If you want to feel like a valuable team player, land an internship at a small-town newspaper. Here at The Campbellsport News, a weekly publication based in a village 16 miles southeast of Fond du Lac, I make up 50 percent of the reporting staff. It’s a great first internship because 1) it motivates me to use these 10 weeks to take some weight off the shoulders of my editor and give her some days off because she works crazy hard year-round, and 2) it drives me to produce journalism for the readers that the editor typically doesn’t have time to cover as the only reporter. (She’s handed over her “ideas folder” to me containing years’ worth of leads that she never could get around to.)
The Campbellsport News’ goal is to get me to do everything that a small-town news staffer does. Since starting on June 18, I’ve conducted plenty of interviews, written feature stories, snapped and edited photos, proofread news copy and laid out pages. And what’s fun is I don’t have set daily hours. I come when the work needs to be started and leave when it’s finished. It’s rewarding to see the result of our staff’s work every Wednesday morning when the latest issue arrives fresh off the press.
One habit I’m changing during this internship is I was always overly reliant on my digital recorder during interviews. Here in Campbellsport, I’m challenging myself to interview with only a notepad and pen. Admittedly I lose great quotes when my memory fails me mid-frantic-scribble, but otherwise my note-taking has strengthened without the audio to fall back on. I no longer spend an afternoon transcribing 90 minutes of audio, and my sources are more comfortable because they’re unrecorded.

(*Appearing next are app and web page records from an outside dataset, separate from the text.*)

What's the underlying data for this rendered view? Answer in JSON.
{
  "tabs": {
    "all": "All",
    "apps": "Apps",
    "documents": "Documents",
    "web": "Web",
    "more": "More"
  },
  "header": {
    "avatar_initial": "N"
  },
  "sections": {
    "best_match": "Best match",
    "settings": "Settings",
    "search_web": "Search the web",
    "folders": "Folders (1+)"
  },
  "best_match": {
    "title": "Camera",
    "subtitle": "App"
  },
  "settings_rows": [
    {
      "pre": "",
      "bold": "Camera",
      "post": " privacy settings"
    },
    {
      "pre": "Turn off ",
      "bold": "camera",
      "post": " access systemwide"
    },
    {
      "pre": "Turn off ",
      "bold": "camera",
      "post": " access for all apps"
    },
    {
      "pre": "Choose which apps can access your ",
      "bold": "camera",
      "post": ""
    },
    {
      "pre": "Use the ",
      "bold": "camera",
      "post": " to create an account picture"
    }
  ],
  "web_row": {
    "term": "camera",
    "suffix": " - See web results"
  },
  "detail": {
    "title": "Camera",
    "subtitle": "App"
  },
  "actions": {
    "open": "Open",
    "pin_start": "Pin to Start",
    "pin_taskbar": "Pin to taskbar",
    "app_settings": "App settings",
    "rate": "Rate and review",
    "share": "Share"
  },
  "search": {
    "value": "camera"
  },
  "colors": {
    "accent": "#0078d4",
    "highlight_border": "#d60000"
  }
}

Speaking of sources, everyone I’ve met so far has been very friendly. They’re always happy to interview with me or tell me their name after I snap a candid photo of them at an event. I’ve profiled fascinating people including the owner of a backyard obstacle course, a couple fascinating marathon runners and a tuba player whose body has taken a toll from numerous car accidents and chemical-spraying jobs. As cliché as it is to say, in journalism you really are doing something different every day, so it never feels like a “job.”
My upcoming weeks will throw some unfamiliar challenges at me, like photographing the county fair, covering school board and village board meetings and reporting on sentencing hearings. I’ll have many questions and inevitably some embarrassing moments, but I’m glad I’m learning these things now while I’m still in college. The struggles are much easier to overcome when you have a supportive staff and a town full of delightful residents.
To get your feet wet at a Wisconsin newspaper in summer 2015 as I am doing this year, check out the WNA Foundation Internship Program for more information.